This study aims at discerning the most prevalent threat posed by marine debris to Hawaiian green sea turtles. The hypothesis, that entanglement in stray nets and fishing lines most seriously endangers sea turtles, is proven false through data collection which indicates a much greater risk of ingestion. This paper includes information on the variety of threats to the continued existence of sea turtles, as well as data on the amount of debris which washes up onto Hawaiian beaches.
This project examined the prevalence of small plastic particles in the coastal zones of the big island of Hawaii and its potential effect on marine animals. We hypothesized that the ratio of plastic to plankton would be 2:1. Samples were obtained on the east and west sides of the island, and the plastic and plankton content was analyzed and compared. This experiment was a stepping-stone to other experiments to be implemented on a larger scale, and it will lead to a positive impact on the lives of marine animals.
Sustainability was brought into focus as this paper dedicates its efforts to provide supportive research towards an energy independent State of Hawaii.
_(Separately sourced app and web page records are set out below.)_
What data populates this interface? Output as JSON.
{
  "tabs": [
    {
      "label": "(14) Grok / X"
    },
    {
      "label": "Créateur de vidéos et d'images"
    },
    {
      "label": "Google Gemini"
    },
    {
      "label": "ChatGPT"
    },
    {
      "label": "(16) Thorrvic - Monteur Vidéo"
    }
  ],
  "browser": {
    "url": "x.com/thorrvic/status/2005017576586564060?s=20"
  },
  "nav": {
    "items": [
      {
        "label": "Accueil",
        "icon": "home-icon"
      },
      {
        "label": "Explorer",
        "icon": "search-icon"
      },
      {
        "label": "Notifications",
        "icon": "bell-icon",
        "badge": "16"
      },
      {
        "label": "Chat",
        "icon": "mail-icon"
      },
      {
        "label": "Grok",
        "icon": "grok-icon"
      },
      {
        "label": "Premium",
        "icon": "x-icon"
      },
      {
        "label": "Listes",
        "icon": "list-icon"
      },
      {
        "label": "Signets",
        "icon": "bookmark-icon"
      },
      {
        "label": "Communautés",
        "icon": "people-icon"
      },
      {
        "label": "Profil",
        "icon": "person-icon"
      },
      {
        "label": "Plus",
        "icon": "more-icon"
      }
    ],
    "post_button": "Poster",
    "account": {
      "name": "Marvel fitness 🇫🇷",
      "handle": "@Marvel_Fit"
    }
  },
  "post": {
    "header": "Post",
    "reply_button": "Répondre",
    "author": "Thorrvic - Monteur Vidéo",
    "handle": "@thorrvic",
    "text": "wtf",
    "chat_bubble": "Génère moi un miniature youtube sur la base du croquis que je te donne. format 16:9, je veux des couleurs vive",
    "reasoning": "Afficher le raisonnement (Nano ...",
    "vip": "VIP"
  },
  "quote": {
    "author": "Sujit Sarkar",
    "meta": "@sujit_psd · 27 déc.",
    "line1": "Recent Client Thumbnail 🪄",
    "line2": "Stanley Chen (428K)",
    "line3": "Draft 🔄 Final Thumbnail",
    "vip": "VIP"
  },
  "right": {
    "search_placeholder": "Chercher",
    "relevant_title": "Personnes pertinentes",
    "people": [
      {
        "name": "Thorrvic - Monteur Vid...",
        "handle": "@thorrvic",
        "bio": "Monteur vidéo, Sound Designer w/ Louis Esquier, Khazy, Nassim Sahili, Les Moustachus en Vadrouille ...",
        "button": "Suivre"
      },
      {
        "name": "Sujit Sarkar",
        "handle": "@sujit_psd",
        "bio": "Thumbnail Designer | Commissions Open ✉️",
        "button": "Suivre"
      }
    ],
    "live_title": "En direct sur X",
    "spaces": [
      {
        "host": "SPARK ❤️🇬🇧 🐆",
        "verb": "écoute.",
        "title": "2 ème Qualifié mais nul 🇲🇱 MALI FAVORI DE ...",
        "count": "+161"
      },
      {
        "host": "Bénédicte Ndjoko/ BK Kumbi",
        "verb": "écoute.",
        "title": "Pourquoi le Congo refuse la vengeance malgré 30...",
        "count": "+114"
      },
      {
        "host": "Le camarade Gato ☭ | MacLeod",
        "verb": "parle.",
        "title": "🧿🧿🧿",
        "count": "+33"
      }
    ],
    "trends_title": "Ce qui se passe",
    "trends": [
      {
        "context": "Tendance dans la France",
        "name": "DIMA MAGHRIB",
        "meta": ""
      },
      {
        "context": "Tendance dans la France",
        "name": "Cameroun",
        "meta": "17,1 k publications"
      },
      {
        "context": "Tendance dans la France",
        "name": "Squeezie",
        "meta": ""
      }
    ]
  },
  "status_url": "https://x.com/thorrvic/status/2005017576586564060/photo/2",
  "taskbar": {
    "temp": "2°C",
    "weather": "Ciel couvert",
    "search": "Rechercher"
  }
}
While assessing if wave power would have been a feasible solution for off shore development on the Big Island, resources such as bathymetry models, interviews, comparison methods, and research into government documents were used to discover the possible solution that the Big Island could be an energy independent state. An assessment of the practicality of the proposed method has been considered a feasible solution for the Big Island, but further research indicates that Wave Energy is not necessarily the most efficient resource. Diversifying the renewable resources such as ocean thermal energy conversion and wave energy conversion would allow greater potential towards a sustainable economy.
In this paper, the ability of macadamia crops to encourage significant economic growth with limited environmental impact was investigated. Through the use of on-site research involving interviews with several experts at various locations throughout the island, this hypothesis was tested against a similar potential posed by other crops, prospective growing methods, and general climate of the Big Island. Encompassing everything from details about the macadamia nut tree to its major producers, the macadamia nut was ultimately found to be unable to meet this goal. However, there is the potential for similar research to be conducted in the future that could hopefully bring improvements to the agricultural industry of the Big Island of Hawaii.
The research in this paper aimed at investigating the macadamia nut’s viability as a major crop in Hawaii. The findings show that macadamia nuts are not the most sustainable crop, nor the most profitable in Hawaii. The farming of macadamia nuts is an inefficient use of land, and the price at which the nuts sell do not generate enough revenue to recover costs from production.
This research looks at lava flows and their influence on the urban development of Hawaii’s Big Island. Research through the United States Geological Survey indicated that because lava flows were a natural risk, urban development and real estate would avoid these hazards. This proved to be incorrect during field research, as observation indicated that urban planning developed right on top of some of these hazardous areas. This paper will look at volcanic risks, population density, soils, culture, and urban development to decipher reasons for development on these hazardous areas.